A Texas judge denied Planned Parenthood's request to be included in the state's new women's health program on Friday. The program, now known as the Texas Women's Health Program, provides funding for preventive health care services for low-income women. Previously, the program was a Medicaid program in which the federal government had provided 90% of the program's budget. According to Reuters, federal funding was withdrawn at the end of 2012 because the state decided to enforce a law preventing this type of funding for abortion providers and their affiliates. A nearly identical state funded program was launched January 1.
In the ruling, Judge Stephen Yelenosky wrote "If, as plaintiffs argue, a successor program must be Medicaid-funded then the only legal remedy would be for this court to shut down the state-funded women's health program, not to order the inclusion of Planned Parenthood," reported CNN.
Regina Rogoff, Executive Director of the People's Community Clinic in Austin did not have her funding cut by the program because her clinic is an independent family planning clinic that does not provide abortions. However, Rogoff told ABC, "The idea the state is putting a gag order on what physicians can say to a patient is just offensive...We are sorely tempted to entirely withdraw from this program to avoid giving the appearance that we support it." Rogoff was referring to the fact that Texas has been targeting any clinic that may assist a patient in setting up an appointment or making any arrangements for the patient to obtain abortion services.
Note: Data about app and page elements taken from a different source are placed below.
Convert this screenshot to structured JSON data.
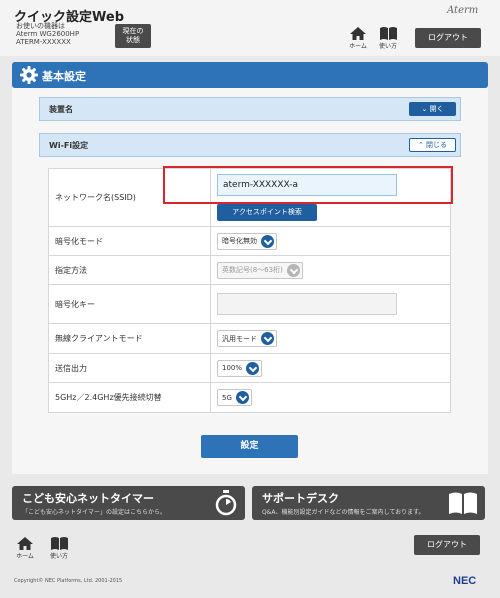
{
  "header": {
    "app_title": "クイック設定Web",
    "device_line1": "お使いの機器は",
    "device_line2": "Aterm WG2600HP",
    "device_line3": "ATERM-XXXXXX",
    "status_btn_line1": "現在の",
    "status_btn_line2": "状態",
    "brand": "Aterm",
    "home_label": "ホーム",
    "help_label": "使い方",
    "logout_label": "ログアウト"
  },
  "section": {
    "title": "基本設定"
  },
  "accordions": [
    {
      "label": "装置名",
      "button": "開く",
      "state": "collapsed"
    },
    {
      "label": "Wi-Fi設定",
      "button": "閉じる",
      "state": "expanded"
    }
  ],
  "form": {
    "ssid_label": "ネットワーク名(SSID)",
    "ssid_value": "aterm-XXXXXX-a",
    "scan_button": "アクセスポイント検索",
    "encryption_label": "暗号化モード",
    "encryption_value": "暗号化無効",
    "method_label": "指定方法",
    "method_value": "英数記号(8〜63桁)",
    "key_label": "暗号化キー",
    "key_value": "",
    "client_mode_label": "無線クライアントモード",
    "client_mode_value": "汎用モード",
    "tx_power_label": "送信出力",
    "tx_power_value": "100%",
    "band_label": "5GHz／2.4GHz優先接続切替",
    "band_value": "5G"
  },
  "save_button": "設定",
  "banners": {
    "timer_title": "こども安心ネットタイマー",
    "timer_desc": "「こども安心ネットタイマー」の設定はこちらから。",
    "support_title": "サポートデスク",
    "support_desc": "Q&A、機能別設定ガイドなどの情報をご案内しております。"
  },
  "footer": {
    "home_label": "ホーム",
    "help_label": "使い方",
    "logout_label": "ログアウト",
    "copyright": "Copyright© NEC Platforms, Ltd. 2001-2015",
    "nec_logo": "NEC"
  },
  "colors": {
    "accent": "#2e72b8",
    "highlight": "#d8262e",
    "dark_button": "#4a4a4a"
  }
}
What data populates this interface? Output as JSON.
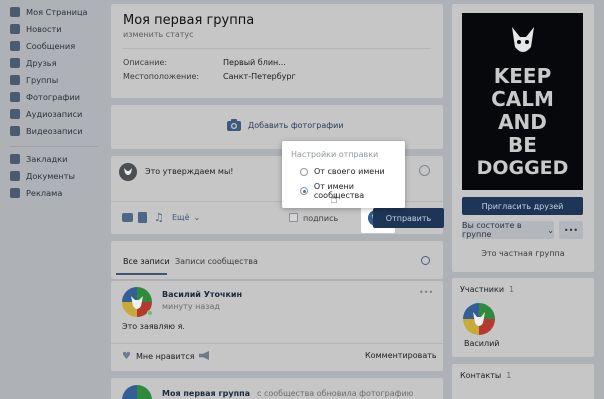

12/9/2013 Mixed Results for Afghanistan's Anti-Violence Against Women Law - The United Nations Assistance Mission in Afghanistan (UNAMA) and the Office of the UN High Commissioner for Human Rights (OHCHR) released their annual report on violence against women in Afghanistan yesterday, revealing mixed results of the country's Elimination of Violence against Women Law.
"A Way to Go: An Update on Implementation of the Law on the Elimination of Violence against Women in Afghanistan [PDF]," found that there was a 28 percent increase in reports of violence against women from 2012 to 2013 , but only 17 percent of those were prosecuted under EVAW - a small 2 percent increase from last year.
The law, which was issued by the executive decree of President Hamid Karzai in 2009, criminalizes 22 acts of violence against women and specifies punishment for perpetrators. . . .